Word for word, copy every line of the data.

# # #

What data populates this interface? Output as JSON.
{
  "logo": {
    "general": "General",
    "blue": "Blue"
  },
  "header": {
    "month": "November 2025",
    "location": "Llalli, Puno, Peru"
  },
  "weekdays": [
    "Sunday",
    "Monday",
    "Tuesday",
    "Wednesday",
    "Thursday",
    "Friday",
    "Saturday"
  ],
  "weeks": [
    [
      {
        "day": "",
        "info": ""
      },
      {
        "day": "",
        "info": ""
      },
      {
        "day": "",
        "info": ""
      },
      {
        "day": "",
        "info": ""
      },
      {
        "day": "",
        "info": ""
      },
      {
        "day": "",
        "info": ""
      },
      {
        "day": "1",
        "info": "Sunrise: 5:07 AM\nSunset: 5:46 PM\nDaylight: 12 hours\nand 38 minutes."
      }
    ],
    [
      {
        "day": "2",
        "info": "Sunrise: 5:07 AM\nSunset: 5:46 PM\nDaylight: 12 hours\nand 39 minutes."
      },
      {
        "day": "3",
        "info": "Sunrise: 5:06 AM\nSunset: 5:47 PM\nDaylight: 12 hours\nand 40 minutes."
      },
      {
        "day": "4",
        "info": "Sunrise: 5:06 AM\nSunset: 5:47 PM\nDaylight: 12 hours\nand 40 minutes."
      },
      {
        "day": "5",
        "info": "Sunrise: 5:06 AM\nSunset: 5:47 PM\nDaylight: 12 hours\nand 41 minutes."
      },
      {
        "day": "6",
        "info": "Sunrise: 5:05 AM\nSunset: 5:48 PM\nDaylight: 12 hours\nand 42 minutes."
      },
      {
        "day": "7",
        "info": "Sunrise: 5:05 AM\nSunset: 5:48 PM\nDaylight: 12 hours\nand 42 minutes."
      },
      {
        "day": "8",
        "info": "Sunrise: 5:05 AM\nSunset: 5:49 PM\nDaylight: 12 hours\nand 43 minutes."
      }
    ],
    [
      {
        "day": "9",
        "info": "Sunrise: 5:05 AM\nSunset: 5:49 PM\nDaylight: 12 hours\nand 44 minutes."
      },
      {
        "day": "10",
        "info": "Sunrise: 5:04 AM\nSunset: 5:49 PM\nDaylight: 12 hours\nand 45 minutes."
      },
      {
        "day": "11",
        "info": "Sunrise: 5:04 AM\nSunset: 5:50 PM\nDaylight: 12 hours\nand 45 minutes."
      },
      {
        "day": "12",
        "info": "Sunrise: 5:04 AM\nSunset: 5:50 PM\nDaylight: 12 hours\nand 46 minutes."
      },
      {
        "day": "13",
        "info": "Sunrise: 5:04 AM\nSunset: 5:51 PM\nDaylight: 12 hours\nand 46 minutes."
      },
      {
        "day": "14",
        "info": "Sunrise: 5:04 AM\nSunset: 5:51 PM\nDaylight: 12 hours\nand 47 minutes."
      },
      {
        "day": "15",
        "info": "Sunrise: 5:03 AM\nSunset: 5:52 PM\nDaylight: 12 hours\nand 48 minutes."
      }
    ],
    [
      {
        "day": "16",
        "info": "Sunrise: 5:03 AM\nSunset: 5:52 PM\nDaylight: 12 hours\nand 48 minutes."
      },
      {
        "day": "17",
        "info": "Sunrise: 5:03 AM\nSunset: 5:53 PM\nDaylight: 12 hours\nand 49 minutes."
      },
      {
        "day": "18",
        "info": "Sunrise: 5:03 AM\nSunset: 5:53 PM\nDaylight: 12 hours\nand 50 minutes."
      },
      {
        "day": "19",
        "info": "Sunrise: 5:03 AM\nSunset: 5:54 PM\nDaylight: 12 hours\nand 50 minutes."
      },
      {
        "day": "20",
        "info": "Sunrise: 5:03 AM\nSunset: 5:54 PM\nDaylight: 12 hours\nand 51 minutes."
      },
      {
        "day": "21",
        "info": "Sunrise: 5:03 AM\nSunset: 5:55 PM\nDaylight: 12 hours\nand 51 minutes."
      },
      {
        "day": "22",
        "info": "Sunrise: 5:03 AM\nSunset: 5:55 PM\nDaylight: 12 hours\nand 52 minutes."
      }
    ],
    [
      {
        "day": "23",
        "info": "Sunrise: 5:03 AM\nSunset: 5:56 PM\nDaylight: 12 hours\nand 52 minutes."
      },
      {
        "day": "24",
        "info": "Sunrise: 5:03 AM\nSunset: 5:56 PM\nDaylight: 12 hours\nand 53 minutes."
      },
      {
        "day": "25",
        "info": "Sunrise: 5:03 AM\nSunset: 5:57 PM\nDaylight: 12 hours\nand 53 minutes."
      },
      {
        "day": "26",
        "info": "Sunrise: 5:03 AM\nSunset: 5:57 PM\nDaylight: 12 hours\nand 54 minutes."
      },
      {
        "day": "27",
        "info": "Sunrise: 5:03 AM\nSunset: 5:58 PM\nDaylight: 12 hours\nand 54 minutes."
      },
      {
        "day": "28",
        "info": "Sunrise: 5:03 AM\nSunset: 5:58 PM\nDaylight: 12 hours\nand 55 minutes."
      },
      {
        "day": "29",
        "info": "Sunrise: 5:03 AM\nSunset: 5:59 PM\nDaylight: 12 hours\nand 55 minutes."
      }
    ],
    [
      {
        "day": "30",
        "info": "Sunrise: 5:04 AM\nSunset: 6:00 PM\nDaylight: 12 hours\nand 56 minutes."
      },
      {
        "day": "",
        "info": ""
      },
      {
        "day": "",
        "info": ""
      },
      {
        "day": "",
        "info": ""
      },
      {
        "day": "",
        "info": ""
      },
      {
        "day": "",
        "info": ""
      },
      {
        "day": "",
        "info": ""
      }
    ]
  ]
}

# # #

> **Response for this exercise**
What data populates this interface? Output as JSON.
{
  "logo": {
    "general": "General",
    "blue": "Blue"
  },
  "header": {
    "month": "November 2025",
    "location": "Llalli, Puno, Peru"
  },
  "weekdays": [
    "Sunday",
    "Monday",
    "Tuesday",
    "Wednesday",
    "Thursday",
    "Friday",
    "Saturday"
  ],
  "weeks": [
    [
      {
        "day": "",
        "info": ""
      },
      {
        "day": "",
        "info": ""
      },
      {
        "day": "",
        "info": ""
      },
      {
        "day": "",
        "info": ""
      },
      {
        "day": "",
        "info": ""
      },
      {
        "day": "",
        "info": ""
      },
      {
        "day": "1",
        "info": "Sunrise: 5:07 AM\nSunset: 5:46 PM\nDaylight: 12 hours\nand 38 minutes."
      }
    ],
    [
      {
        "day": "2",
        "info": "Sunrise: 5:07 AM\nSunset: 5:46 PM\nDaylight: 12 hours\nand 39 minutes."
      },
      {
        "day": "3",
        "info": "Sunrise: 5:06 AM\nSunset: 5:47 PM\nDaylight: 12 hours\nand 40 minutes."
      },
      {
        "day": "4",
        "info": "Sunrise: 5:06 AM\nSunset: 5:47 PM\nDaylight: 12 hours\nand 40 minutes."
      },
      {
        "day": "5",
        "info": "Sunrise: 5:06 AM\nSunset: 5:47 PM\nDaylight: 12 hours\nand 41 minutes."
      },
      {
        "day": "6",
        "info": "Sunrise: 5:05 AM\nSunset: 5:48 PM\nDaylight: 12 hours\nand 42 minutes."
      },
      {
        "day": "7",
        "info": "Sunrise: 5:05 AM\nSunset: 5:48 PM\nDaylight: 12 hours\nand 42 minutes."
      },
      {
        "day": "8",
        "info": "Sunrise: 5:05 AM\nSunset: 5:49 PM\nDaylight: 12 hours\nand 43 minutes."
      }
    ],
    [
      {
        "day": "9",
        "info": "Sunrise: 5:05 AM\nSunset: 5:49 PM\nDaylight: 12 hours\nand 44 minutes."
      },
      {
        "day": "10",
        "info": "Sunrise: 5:04 AM\nSunset: 5:49 PM\nDaylight: 12 hours\nand 45 minutes."
      },
      {
        "day": "11",
        "info": "Sunrise: 5:04 AM\nSunset: 5:50 PM\nDaylight: 12 hours\nand 45 minutes."
      },
      {
        "day": "12",
        "info": "Sunrise: 5:04 AM\nSunset: 5:50 PM\nDaylight: 12 hours\nand 46 minutes."
      },
      {
        "day": "13",
        "info": "Sunrise: 5:04 AM\nSunset: 5:51 PM\nDaylight: 12 hours\nand 46 minutes."
      },
      {
        "day": "14",
        "info": "Sunrise: 5:04 AM\nSunset: 5:51 PM\nDaylight: 12 hours\nand 47 minutes."
      },
      {
        "day": "15",
        "info": "Sunrise: 5:03 AM\nSunset: 5:52 PM\nDaylight: 12 hours\nand 48 minutes."
      }
    ],
    [
      {
        "day": "16",
        "info": "Sunrise: 5:03 AM\nSunset: 5:52 PM\nDaylight: 12 hours\nand 48 minutes."
      },
      {
        "day": "17",
        "info": "Sunrise: 5:03 AM\nSunset: 5:53 PM\nDaylight: 12 hours\nand 49 minutes."
      },
      {
        "day": "18",
        "info": "Sunrise: 5:03 AM\nSunset: 5:53 PM\nDaylight: 12 hours\nand 50 minutes."
      },
      {
        "day": "19",
        "info": "Sunrise: 5:03 AM\nSunset: 5:54 PM\nDaylight: 12 hours\nand 50 minutes."
      },
      {
        "day": "20",
        "info": "Sunrise: 5:03 AM\nSunset: 5:54 PM\nDaylight: 12 hours\nand 51 minutes."
      },
      {
        "day": "21",
        "info": "Sunrise: 5:03 AM\nSunset: 5:55 PM\nDaylight: 12 hours\nand 51 minutes."
      },
      {
        "day": "22",
        "info": "Sunrise: 5:03 AM\nSunset: 5:55 PM\nDaylight: 12 hours\nand 52 minutes."
      }
    ],
    [
      {
        "day": "23",
        "info": "Sunrise: 5:03 AM\nSunset: 5:56 PM\nDaylight: 12 hours\nand 52 minutes."
      },
      {
        "day": "24",
        "info": "Sunrise: 5:03 AM\nSunset: 5:56 PM\nDaylight: 12 hours\nand 53 minutes."
      },
      {
        "day": "25",
        "info": "Sunrise: 5:03 AM\nSunset: 5:57 PM\nDaylight: 12 hours\nand 53 minutes."
      },
      {
        "day": "26",
        "info": "Sunrise: 5:03 AM\nSunset: 5:57 PM\nDaylight: 12 hours\nand 54 minutes."
      },
      {
        "day": "27",
        "info": "Sunrise: 5:03 AM\nSunset: 5:58 PM\nDaylight: 12 hours\nand 54 minutes."
      },
      {
        "day": "28",
        "info": "Sunrise: 5:03 AM\nSunset: 5:58 PM\nDaylight: 12 hours\nand 55 minutes."
      },
      {
        "day": "29",
        "info": "Sunrise: 5:03 AM\nSunset: 5:59 PM\nDaylight: 12 hours\nand 55 minutes."
      }
    ],
    [
      {
        "day": "30",
        "info": "Sunrise: 5:04 AM\nSunset: 6:00 PM\nDaylight: 12 hours\nand 56 minutes."
      },
      {
        "day": "",
        "info": ""
      },
      {
        "day": "",
        "info": ""
      },
      {
        "day": "",
        "info": ""
      },
      {
        "day": "",
        "info": ""
      },
      {
        "day": "",
        "info": ""
      },
      {
        "day": "",
        "info": ""
      }
    ]
  ]
}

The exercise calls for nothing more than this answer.